> [YOUR ASSIGNMENT]
Search the records for the word "text" and pick out every line that has it.

> [Excerpts from an interface dataset]
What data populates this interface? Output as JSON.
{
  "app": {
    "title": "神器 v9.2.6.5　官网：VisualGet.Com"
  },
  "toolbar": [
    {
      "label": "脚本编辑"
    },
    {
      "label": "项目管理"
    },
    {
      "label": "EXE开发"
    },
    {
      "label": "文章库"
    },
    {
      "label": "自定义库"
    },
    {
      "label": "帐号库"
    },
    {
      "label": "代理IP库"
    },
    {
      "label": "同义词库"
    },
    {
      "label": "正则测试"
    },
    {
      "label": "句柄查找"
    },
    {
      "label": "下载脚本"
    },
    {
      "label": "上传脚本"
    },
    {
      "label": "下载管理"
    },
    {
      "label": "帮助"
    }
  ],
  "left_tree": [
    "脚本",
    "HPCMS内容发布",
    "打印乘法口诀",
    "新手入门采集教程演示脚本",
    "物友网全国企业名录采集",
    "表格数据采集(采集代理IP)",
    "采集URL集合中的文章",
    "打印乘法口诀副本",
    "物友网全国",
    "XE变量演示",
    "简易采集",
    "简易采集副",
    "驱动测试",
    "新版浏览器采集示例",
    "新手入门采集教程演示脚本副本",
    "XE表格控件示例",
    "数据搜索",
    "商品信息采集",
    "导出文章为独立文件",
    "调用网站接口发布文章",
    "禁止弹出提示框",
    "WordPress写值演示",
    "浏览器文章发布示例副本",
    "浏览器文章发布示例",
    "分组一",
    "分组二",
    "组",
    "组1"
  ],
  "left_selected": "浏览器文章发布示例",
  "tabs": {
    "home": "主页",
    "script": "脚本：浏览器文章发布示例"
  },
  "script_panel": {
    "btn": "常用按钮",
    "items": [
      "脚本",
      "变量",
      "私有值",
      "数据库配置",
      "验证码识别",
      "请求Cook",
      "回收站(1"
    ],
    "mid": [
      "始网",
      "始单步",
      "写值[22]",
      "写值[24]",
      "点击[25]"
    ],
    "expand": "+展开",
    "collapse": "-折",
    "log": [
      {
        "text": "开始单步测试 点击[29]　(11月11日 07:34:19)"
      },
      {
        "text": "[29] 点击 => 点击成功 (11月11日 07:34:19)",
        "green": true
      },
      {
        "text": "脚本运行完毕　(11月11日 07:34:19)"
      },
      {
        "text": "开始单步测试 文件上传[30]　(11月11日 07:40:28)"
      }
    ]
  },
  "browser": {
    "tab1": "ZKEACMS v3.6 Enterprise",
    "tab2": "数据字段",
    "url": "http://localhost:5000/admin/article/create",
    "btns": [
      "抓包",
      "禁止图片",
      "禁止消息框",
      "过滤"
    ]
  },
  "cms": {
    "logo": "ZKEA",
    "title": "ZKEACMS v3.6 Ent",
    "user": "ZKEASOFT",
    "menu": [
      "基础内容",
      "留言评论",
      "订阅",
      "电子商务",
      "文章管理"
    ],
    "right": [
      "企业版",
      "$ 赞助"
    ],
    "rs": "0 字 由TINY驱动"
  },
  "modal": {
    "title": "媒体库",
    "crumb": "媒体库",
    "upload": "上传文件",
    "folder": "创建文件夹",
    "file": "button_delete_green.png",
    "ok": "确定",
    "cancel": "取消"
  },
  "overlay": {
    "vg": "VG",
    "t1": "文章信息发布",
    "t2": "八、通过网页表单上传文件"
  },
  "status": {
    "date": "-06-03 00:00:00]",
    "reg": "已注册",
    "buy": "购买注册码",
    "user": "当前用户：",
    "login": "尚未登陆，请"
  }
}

> [RESPONSE AREA]
        "text": "开始单步测试 点击[29]　(11月11日 07:34:19)"
        "text": "[29] 点击 => 点击成功 (11月11日 07:34:19)",
        "text": "脚本运行完毕　(11月11日 07:34:19)"
        "text": "开始单步测试 文件上传[30]　(11月11日 07:40:28)"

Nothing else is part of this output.